They’re not equivalent when it comes to shaping kids’ habits either.
It’s not just that the apples have more fiber. There’s something about chewing on the whole fruit that works magic. It’s eating whole fruit that is the habit you want to foster.
Puree Pouches are a good snack option if they are part of a snack rotation.
I strongly advocate that parents implement The Rotation Rule: No identical foods two days in a row.
The Rotation Rule is vitally important because it:
- Continually exposes children to different tastes and textures.
- Prevents kids from “locking” onto a few foods.
- Reinforces the idea of eating different foods on different days (and this lays the foundation for new food acceptance).
- Is a power-sharing tool. (You set the structure with a rotation; your kids decide the specifics.)
Variety is the only thing researchers have consistently found that counters the inclination toddlers have to narrow what they eat.
Remember, variety doesn’t mean new. It means different. You can serve different snacks simply by rotating through what your child already eats.
- Use both traditional snack foods and meal items to expand the rotation.
- Consciously rotate through foods with different tastes and textures.
When it comes to puree pouches, nothing is what it seems.
Happy Tot Spinach, Mango & Pear is made from more Pear than Mango, and more Mango than Spinach. It should be called Pear, Mango & Spinach, but it probably wouldn’t sell as well. (Ingredients are listed in proportional order.)
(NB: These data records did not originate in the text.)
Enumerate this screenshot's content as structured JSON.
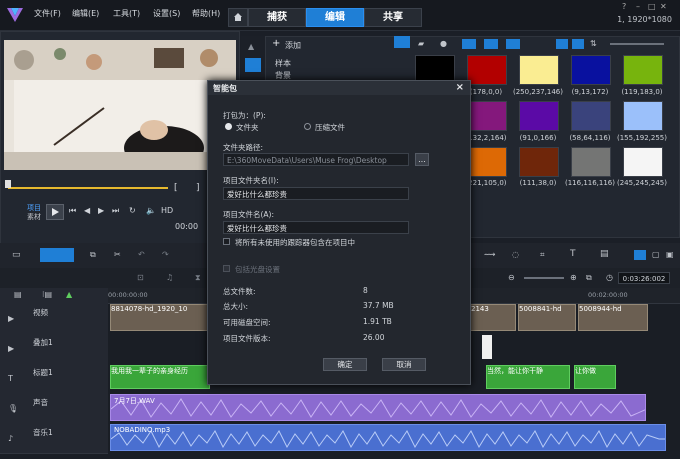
{
  "menu": [
    "文件(F)",
    "编辑(E)",
    "工具(T)",
    "设置(S)",
    "帮助(H)"
  ],
  "tabs": [
    "捕获",
    "编辑",
    "共享"
  ],
  "resolution": "1, 1920*1080",
  "library": {
    "add_label": "添加",
    "folders": [
      "样本",
      "背景"
    ],
    "colors": [
      {
        "hex": "#000000",
        "label": ""
      },
      {
        "hex": "#b20000",
        "label": "(178,0,0)"
      },
      {
        "hex": "#faed92",
        "label": "(250,237,146)"
      },
      {
        "hex": "#09119f",
        "label": "(9,13,172)"
      },
      {
        "hex": "#77b40d",
        "label": "(119,183,0)"
      },
      {
        "hex": "#84187c",
        "label": "(132,2,164)"
      },
      {
        "hex": "#5b0aa6",
        "label": "(91,0,166)"
      },
      {
        "hex": "#3a437c",
        "label": "(58,64,116)"
      },
      {
        "hex": "#9bc0fa",
        "label": "(155,192,255)"
      },
      {
        "hex": "#dd6905",
        "label": "(221,105,0)"
      },
      {
        "hex": "#6f260a",
        "label": "(111,38,0)"
      },
      {
        "hex": "#747574",
        "label": "(116,116,116)"
      },
      {
        "hex": "#f5f5f5",
        "label": "(245,245,245)"
      }
    ]
  },
  "preview": {
    "project_label": "项目",
    "material_label": "素材",
    "hd_label": "HD",
    "timecode": "00:00"
  },
  "dialog": {
    "title": "智能包",
    "package_as_label": "打包为：(P):",
    "option_folder": "文件夹",
    "option_zip": "压缩文件",
    "folder_path_label": "文件夹路径:",
    "folder_path_value": "E:\\360MoveData\\Users\\Muse Frog\\Desktop",
    "browse_label": "...",
    "project_folder_label": "项目文件夹名(I):",
    "project_folder_value": "爱好比什么都珍贵",
    "project_file_label": "项目文件名(A):",
    "project_file_value": "爱好比什么都珍贵",
    "include_unused_label": "将所有未使用的跟踪器包含在项目中",
    "include_disc_label": "包括光盘设置",
    "stats": [
      {
        "label": "总文件数:",
        "value": "8"
      },
      {
        "label": "总大小:",
        "value": "37.7 MB"
      },
      {
        "label": "可用磁盘空间:",
        "value": "1.91 TB"
      },
      {
        "label": "项目文件版本:",
        "value": "26.00"
      }
    ],
    "ok_label": "确定",
    "cancel_label": "取消"
  },
  "timeline": {
    "time_readout": "0:03:26:002",
    "ruler_start": "00:00:00:00",
    "ruler_right": "00:02:00:00",
    "tracks": [
      {
        "name": "视频"
      },
      {
        "name": "叠加1"
      },
      {
        "name": "标题1"
      },
      {
        "name": "声音"
      },
      {
        "name": "音乐1"
      }
    ],
    "video_clips": [
      "8814078-hd_1920_10",
      "2143",
      "5008841-hd",
      "5008944-hd"
    ],
    "title_clips": [
      "我用我一辈子的亲身经历",
      "当然，能让你干静",
      "让你做"
    ],
    "voice_clip": "7月7日.WAV",
    "music_clip": "NOBADINO.mp3"
  },
  "colors": {
    "accent": "#1f7fd6",
    "title_green": "#3aa63a",
    "voice_purple": "#8b6bd0",
    "music_blue": "#4a6fd0"
  }
}
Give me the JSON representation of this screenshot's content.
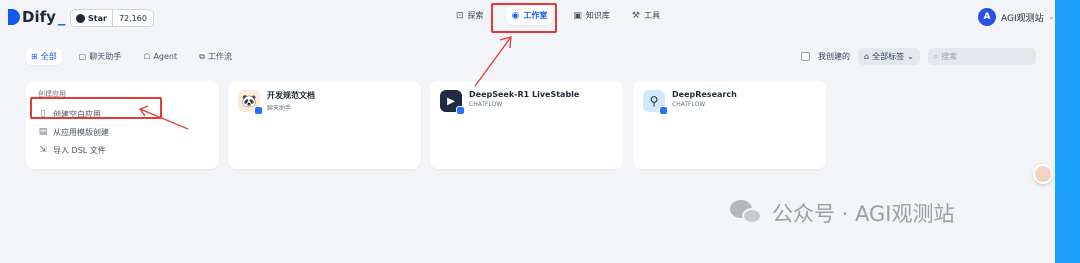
{
  "brand": {
    "name": "Dify"
  },
  "github": {
    "star_label": "Star",
    "count": "72,160"
  },
  "nav": {
    "items": [
      {
        "label": "探索",
        "icon": "compass-icon"
      },
      {
        "label": "工作室",
        "icon": "robot-icon",
        "active": true
      },
      {
        "label": "知识库",
        "icon": "book-icon"
      },
      {
        "label": "工具",
        "icon": "tool-icon"
      }
    ]
  },
  "account": {
    "initial": "A",
    "name": "AGI观测站"
  },
  "filters": {
    "tabs": [
      {
        "label": "全部",
        "active": true
      },
      {
        "label": "聊天助手"
      },
      {
        "label": "Agent"
      },
      {
        "label": "工作流"
      }
    ],
    "my_created_label": "我创建的",
    "tags_label": "全部标签",
    "search_placeholder": "搜索"
  },
  "create_card": {
    "title": "创建应用",
    "items": [
      {
        "label": "创建空白应用",
        "icon": "file-plus-icon"
      },
      {
        "label": "从应用模版创建",
        "icon": "template-icon"
      },
      {
        "label": "导入 DSL 文件",
        "icon": "import-icon"
      }
    ]
  },
  "apps": [
    {
      "name": "开发规范文档",
      "type": "聊天助手",
      "icon": "panda-icon",
      "icon_bg": "#fdead7"
    },
    {
      "name": "DeepSeek-R1 LiveStable",
      "type": "CHATFLOW",
      "icon": "play-icon",
      "icon_bg": "#1f2a44"
    },
    {
      "name": "DeepResearch",
      "type": "CHATFLOW",
      "icon": "magnifier-icon",
      "icon_bg": "#d1e9ff"
    }
  ],
  "watermark": {
    "text": "公众号 · AGI观测站"
  },
  "colors": {
    "accent": "#155aef",
    "annotation": "#e53935",
    "edge": "#1ba0f5"
  }
}
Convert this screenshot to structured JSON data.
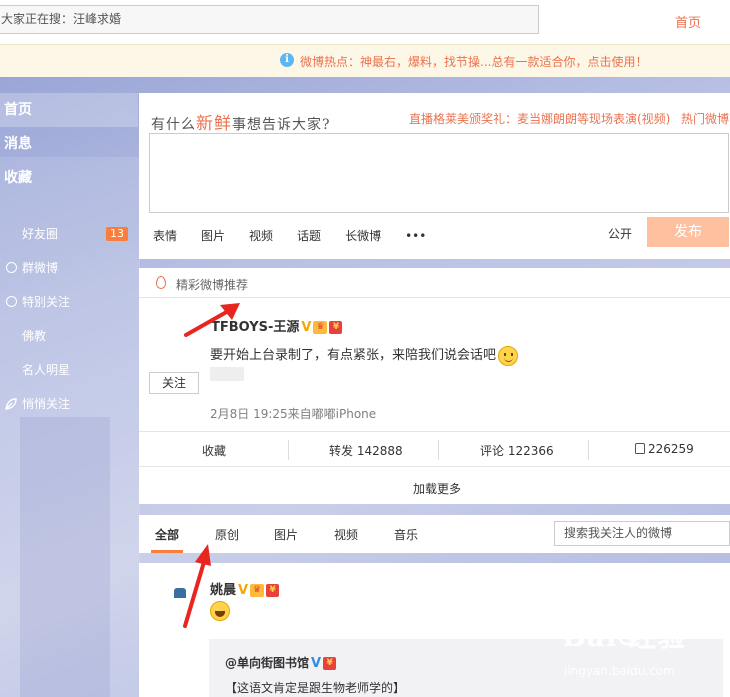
{
  "top": {
    "search_text": "大家正在搜：汪峰求婚",
    "home_label": "首页"
  },
  "notice": {
    "icon": "info-icon",
    "text": "微博热点：神最右，爆料，找节操...总有一款适合你，点击使用！"
  },
  "sidebar": {
    "main_items": [
      {
        "label": "首页"
      },
      {
        "label": "消息"
      },
      {
        "label": "收藏"
      }
    ],
    "sub_items": [
      {
        "label": "好友圈",
        "badge": "13"
      },
      {
        "label": "群微博",
        "icon": "group-icon"
      },
      {
        "label": "特别关注",
        "icon": "special-follow-icon"
      },
      {
        "label": "佛教"
      },
      {
        "label": "名人明星"
      },
      {
        "label": "悄悄关注",
        "icon": "leaf-icon"
      }
    ]
  },
  "publisher": {
    "prompt_pre": "有什么",
    "prompt_highlight": "新鲜",
    "prompt_post": "事想告诉大家?",
    "hot_topic": "直播格莱美颁奖礼：麦当娜朗朗等现场表演(视频)",
    "hot_topic2": "热门微博",
    "tools": [
      "表情",
      "图片",
      "视频",
      "话题",
      "长微博",
      "•••"
    ],
    "visibility": "公开",
    "submit_label": "发布"
  },
  "featured": {
    "header": "精彩微博推荐",
    "author": "TFBOYS-王源",
    "v_badge": "V",
    "text": "要开始上台录制了，有点紧张，来陪我们说会话吧",
    "follow_label": "关注",
    "time": "2月8日 19:25来自嘟嘟iPhone",
    "actions": {
      "favorite": "收藏",
      "repost": "转发 142888",
      "comment": "评论 122366",
      "like": "226259"
    },
    "load_more": "加载更多"
  },
  "feed_tabs": {
    "tabs": [
      "全部",
      "原创",
      "图片",
      "视频",
      "音乐"
    ],
    "search_placeholder": "搜索我关注人的微博"
  },
  "feed_post": {
    "author": "姚晨",
    "v_badge": "V",
    "repost_author": "@单向街图书馆",
    "repost_v": "V",
    "repost_text": "【这语文肯定是跟生物老师学的】"
  },
  "watermark": {
    "main": "Bai  经验",
    "sub": "jingyan.baidu.com"
  },
  "colors": {
    "accent": "#eb7350",
    "badge": "#fa7d3c",
    "submit_disabled": "#ffc09f",
    "arrow": "#e8251f"
  }
}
Happy Morning Super Banana Breakfast Smoothie contains more Apple than Banana—and a whole lot of other stuff too:
Organic Apple, Organic Banana, Water (for Protein Addition), Organic Mangosteen, Organic Whey Protein Concentrate, Dehydrated Organic Nonfat Yogurt (Organic Nonfat Milk Solids, Lactic Acid, Cultures, Natural Flavor), Organic Salba (Sahi Alba 911 & 912 Registered Varieties of Chia Seed) (Chia), Organic Quinoa, Malic Acid, Organic Natural Mangosteen Flavor, Pectin, Ascorbic Acid [Vitamin C].
And yes, Molly, even Ella’s Broccoli, Pears, and Peas is made from more Pears than Peas and more Peas than Broccoli.
I’m sorry to be the bearer of bad news, but don’t despair. You can still pack a pouch when you’re on the go. Just don’t do it every day.
And remember, think of puree pouches as a crappy-snack alternative, not a substitute for actual veggies. You’ll be teaching your kids the truth, and shaping their habits for a lifetime of healthy eating.
~Changing the conversation from nutrition to habits.~
Source: Flood-Obbagy, J. E. and B. J. Rolls. 2009. “The Effect of Fruit in Different Forms on Energy Intake and Satiety At a Meal.” Appetite 52: 416-22.
Dr. Dina Rose is a sociologist, foodie and mom. In It’s NOT About Nutrition: The Art & Science of Teaching Kids to Eat Right, Dina combines her professional expertise on socialization, her knowledge about nutrition, parenting and food psychology research, with the practical skills she has gained from talking to, interviewing and coaching hundreds of parents.